Assigned task:
Give the number of lines in the records that include the word "件のポスト", and nothing besides.

Entries shown:

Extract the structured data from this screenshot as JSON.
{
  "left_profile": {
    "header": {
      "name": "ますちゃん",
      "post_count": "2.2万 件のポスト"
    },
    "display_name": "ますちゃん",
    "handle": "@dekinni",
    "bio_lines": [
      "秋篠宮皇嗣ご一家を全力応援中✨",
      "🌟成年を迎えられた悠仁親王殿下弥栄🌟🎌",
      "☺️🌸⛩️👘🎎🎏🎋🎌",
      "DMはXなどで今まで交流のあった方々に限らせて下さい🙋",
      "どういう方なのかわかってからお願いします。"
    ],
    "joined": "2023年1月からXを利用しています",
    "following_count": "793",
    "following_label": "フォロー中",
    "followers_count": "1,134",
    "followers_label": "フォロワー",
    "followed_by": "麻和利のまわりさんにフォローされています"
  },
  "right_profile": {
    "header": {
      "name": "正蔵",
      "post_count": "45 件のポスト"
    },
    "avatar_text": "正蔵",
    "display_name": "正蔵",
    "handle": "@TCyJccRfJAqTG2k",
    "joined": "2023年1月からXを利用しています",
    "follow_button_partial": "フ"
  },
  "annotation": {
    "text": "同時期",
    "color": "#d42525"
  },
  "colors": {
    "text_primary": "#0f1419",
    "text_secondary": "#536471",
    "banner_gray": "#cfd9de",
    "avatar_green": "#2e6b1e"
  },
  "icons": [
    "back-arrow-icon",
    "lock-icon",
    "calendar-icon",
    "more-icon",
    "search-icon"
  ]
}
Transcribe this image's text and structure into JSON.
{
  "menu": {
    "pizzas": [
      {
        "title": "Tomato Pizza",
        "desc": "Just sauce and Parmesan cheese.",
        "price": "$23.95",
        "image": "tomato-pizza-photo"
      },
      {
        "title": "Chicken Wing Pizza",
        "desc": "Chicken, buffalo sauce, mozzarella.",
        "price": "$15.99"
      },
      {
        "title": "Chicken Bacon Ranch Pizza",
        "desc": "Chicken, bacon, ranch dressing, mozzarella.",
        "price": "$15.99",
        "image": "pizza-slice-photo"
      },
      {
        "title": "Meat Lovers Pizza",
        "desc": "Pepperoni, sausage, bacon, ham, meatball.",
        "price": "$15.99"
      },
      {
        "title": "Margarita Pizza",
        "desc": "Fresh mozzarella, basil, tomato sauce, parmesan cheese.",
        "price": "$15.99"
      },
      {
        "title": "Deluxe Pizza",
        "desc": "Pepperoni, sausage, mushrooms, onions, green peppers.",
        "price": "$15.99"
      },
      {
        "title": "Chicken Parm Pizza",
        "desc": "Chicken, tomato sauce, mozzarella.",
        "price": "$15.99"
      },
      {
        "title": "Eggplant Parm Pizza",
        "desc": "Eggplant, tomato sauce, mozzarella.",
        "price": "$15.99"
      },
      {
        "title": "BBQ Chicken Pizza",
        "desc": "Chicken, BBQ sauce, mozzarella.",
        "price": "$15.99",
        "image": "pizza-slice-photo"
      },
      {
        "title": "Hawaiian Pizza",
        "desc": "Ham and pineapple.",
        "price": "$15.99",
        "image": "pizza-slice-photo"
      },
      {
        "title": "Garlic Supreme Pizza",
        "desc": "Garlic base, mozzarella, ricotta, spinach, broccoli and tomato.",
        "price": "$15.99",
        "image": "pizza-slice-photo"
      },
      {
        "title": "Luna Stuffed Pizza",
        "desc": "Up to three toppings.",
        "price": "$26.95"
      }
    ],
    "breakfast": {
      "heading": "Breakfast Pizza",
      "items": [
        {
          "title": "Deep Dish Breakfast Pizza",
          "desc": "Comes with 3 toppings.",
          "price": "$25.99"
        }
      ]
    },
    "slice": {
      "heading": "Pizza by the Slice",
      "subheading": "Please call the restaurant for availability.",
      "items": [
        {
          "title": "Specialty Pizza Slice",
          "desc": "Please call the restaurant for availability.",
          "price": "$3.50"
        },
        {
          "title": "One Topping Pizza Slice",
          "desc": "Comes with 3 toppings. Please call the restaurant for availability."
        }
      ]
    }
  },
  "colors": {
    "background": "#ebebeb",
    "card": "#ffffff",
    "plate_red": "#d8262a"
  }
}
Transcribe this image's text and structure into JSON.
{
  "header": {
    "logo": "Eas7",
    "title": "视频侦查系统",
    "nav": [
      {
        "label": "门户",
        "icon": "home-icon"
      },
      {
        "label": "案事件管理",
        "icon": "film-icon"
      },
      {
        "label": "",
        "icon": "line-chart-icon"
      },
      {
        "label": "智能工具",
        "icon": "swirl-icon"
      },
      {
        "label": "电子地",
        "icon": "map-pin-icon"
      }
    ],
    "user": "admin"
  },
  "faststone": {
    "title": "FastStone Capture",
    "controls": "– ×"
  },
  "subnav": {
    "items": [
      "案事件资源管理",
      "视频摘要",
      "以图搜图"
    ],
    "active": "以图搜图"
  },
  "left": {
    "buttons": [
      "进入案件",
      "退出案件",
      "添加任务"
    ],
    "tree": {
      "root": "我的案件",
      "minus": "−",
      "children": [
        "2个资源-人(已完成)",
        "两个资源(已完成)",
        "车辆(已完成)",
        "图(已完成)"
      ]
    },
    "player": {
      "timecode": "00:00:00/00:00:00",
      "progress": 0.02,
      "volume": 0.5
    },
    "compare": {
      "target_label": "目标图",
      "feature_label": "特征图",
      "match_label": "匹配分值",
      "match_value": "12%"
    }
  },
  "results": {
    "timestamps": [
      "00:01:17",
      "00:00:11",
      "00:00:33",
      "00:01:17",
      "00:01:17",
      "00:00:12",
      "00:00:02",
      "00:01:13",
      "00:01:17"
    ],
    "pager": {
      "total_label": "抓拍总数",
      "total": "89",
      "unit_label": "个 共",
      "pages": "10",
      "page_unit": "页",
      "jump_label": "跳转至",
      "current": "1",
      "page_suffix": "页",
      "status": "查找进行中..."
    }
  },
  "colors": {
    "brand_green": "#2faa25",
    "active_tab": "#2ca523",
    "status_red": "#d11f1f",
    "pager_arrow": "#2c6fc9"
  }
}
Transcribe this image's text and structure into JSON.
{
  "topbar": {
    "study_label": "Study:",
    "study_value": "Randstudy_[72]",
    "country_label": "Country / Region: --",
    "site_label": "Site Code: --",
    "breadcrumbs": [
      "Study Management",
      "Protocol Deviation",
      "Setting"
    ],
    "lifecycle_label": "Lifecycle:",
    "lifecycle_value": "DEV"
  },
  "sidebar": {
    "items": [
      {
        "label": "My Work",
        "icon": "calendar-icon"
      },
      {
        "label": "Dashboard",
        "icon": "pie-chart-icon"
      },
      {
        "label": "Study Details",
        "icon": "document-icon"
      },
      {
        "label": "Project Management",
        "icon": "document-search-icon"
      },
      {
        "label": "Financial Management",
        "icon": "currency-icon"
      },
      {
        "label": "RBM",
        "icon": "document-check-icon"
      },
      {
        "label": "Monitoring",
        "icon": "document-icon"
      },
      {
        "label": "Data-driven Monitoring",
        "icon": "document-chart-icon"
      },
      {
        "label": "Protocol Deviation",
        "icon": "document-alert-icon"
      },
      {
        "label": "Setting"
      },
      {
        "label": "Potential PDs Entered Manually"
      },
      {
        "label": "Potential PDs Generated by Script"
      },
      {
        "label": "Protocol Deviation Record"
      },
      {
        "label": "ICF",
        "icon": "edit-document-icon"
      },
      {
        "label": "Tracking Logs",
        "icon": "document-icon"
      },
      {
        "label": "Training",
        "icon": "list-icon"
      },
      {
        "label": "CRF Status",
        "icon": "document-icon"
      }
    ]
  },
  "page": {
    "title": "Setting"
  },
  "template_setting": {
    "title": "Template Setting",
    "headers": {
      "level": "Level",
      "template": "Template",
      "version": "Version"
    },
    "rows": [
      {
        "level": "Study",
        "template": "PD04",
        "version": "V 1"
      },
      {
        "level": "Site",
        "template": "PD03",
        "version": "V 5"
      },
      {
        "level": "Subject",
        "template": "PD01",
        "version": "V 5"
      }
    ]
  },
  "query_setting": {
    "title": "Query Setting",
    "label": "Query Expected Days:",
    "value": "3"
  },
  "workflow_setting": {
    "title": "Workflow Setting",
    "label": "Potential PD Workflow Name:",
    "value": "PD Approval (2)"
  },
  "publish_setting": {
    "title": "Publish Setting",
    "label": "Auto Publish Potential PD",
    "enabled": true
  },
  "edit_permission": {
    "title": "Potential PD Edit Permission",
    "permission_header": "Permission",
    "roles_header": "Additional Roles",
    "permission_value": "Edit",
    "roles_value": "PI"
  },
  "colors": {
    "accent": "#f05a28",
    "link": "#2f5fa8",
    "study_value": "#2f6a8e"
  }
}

Reply to the task:
2